You will be offered several options for diagnosis and treatment of your breast problem. Recommendations will be made and you will be able to decide what works best for you.
If you have noticed a lump or other change in your breast, your doctor may recommend several tests to determine if you have cancer. After taking your medical history and performing a manual breast exam, your doctor may recommend a breast x-ray or mammogram, ultrasound, and/or MRI. You may be asked to have a combination of these tests. If the lump is suspected to be a cyst, your doctor may use a needle to drain fluid from the lump.
The Biopsy Procedure
Another test is a biopsy where tissue is removed and a pathologist examines it under a microscope. The mass or a portion of it is removed under local or monitored anesthesia. Biopsy is the only certain way to diagnose breast cancer.Minimally invasive core biopsies using mammography and ultrasound to guide the procedure have become the standard of care when it is technically feasible. Complete surgical excision biopsy may be recommended if the mass is located in a part of the breast that makes this the best option for diagnosis or if the lump cannot be seen on mammogram or ultrasound.

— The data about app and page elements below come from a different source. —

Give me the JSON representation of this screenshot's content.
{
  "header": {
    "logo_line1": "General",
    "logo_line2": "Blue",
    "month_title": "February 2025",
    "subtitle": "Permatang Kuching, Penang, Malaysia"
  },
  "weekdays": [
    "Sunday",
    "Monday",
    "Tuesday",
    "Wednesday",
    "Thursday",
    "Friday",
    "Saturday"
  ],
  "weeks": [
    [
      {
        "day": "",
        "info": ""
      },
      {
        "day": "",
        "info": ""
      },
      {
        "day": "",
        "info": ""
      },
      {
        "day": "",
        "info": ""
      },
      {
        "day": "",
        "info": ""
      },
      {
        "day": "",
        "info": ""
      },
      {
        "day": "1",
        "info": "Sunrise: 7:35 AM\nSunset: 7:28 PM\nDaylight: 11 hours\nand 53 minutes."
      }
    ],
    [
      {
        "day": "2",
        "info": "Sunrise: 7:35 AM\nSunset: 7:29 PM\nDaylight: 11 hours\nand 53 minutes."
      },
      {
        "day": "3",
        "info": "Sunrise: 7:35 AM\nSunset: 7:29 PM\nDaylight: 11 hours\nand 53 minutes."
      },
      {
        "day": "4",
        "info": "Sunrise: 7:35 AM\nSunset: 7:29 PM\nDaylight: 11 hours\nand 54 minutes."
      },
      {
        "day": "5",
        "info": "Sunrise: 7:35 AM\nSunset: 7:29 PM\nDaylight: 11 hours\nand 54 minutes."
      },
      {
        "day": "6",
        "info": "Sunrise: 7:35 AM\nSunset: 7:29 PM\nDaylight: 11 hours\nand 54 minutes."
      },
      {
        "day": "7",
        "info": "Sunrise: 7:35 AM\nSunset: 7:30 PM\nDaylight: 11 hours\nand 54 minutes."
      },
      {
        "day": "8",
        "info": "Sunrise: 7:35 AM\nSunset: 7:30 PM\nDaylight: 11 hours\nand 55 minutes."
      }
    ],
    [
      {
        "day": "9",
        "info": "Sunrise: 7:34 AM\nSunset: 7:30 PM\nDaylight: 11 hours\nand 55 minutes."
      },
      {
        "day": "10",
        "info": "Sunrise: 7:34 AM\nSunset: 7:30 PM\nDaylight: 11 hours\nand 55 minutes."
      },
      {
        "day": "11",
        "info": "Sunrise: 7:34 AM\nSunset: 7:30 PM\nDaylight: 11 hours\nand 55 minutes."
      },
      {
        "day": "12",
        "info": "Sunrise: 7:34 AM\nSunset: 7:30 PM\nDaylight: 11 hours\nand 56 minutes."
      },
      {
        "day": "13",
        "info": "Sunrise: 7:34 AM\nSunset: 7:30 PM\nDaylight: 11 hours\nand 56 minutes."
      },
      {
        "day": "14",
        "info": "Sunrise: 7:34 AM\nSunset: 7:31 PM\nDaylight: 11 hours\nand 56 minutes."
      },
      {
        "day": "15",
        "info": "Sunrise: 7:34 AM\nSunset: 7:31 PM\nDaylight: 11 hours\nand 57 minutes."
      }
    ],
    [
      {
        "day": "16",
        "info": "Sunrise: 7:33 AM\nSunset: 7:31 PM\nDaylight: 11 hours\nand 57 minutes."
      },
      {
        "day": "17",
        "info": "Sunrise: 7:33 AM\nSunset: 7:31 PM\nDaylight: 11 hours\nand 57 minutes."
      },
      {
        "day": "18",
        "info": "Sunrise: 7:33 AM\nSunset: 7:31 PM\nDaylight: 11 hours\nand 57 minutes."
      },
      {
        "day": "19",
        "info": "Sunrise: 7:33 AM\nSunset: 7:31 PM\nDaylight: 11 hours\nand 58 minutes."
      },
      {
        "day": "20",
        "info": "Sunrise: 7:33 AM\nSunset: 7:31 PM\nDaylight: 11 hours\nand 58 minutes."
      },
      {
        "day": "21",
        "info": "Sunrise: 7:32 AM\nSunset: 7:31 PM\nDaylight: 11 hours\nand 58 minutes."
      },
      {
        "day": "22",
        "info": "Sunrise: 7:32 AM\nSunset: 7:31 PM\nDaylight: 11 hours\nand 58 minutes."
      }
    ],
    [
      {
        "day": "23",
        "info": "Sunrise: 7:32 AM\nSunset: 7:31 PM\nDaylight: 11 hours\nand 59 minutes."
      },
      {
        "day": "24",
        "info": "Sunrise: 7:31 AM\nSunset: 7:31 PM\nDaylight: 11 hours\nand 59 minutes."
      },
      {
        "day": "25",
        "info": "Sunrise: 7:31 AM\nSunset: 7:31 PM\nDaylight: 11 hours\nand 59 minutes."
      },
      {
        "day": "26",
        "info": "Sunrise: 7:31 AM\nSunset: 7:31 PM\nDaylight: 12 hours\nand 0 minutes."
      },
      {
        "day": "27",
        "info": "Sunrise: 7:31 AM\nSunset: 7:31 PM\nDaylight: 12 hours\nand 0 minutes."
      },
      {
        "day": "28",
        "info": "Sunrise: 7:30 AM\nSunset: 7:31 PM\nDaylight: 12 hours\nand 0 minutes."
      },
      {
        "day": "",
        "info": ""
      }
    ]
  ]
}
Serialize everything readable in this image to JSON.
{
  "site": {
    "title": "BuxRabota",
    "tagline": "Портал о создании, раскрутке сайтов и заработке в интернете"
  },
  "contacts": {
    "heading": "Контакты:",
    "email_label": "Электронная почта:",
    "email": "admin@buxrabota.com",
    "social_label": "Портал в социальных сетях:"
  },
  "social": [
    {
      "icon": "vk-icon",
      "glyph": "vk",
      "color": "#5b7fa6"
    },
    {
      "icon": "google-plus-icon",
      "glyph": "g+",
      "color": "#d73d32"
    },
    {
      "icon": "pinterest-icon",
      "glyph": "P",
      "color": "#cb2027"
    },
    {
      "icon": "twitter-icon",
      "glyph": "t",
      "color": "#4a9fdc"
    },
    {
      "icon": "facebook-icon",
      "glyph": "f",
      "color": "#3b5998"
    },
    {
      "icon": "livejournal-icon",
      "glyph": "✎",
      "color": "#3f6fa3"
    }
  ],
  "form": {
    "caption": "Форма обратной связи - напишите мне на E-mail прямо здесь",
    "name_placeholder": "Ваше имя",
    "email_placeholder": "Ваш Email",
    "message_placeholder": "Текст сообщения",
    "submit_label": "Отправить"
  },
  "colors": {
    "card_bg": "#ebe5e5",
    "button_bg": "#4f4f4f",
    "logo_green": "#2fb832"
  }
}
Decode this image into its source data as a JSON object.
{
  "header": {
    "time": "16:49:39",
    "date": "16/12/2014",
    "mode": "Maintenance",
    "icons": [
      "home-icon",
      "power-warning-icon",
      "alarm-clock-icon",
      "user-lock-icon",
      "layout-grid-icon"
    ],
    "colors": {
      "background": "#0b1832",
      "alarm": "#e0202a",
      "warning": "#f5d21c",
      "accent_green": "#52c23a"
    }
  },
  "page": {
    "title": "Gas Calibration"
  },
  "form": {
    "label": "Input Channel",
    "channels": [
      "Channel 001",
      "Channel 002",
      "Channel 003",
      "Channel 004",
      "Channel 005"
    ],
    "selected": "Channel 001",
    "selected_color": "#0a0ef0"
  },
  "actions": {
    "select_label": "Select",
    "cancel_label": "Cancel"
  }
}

During the biopsy procedure, the surgeon removes the suspicious tissue to see if it is benign or malignant. If it is malignant, the pathologist will try to identify the type of cancer cells present, how fast they reproduce, if the blood vessels or lymph systems contain cancer cells, and if the cancer's growth is affected by hormones. This information allows your doctor to determine the best treatment for you.
There are two ways a pathologist prepares the tissue for examination:
A "frozen section," which is a quick procedure that takes about 30 minutes
A "permanent section," which takes 2 to 3 days.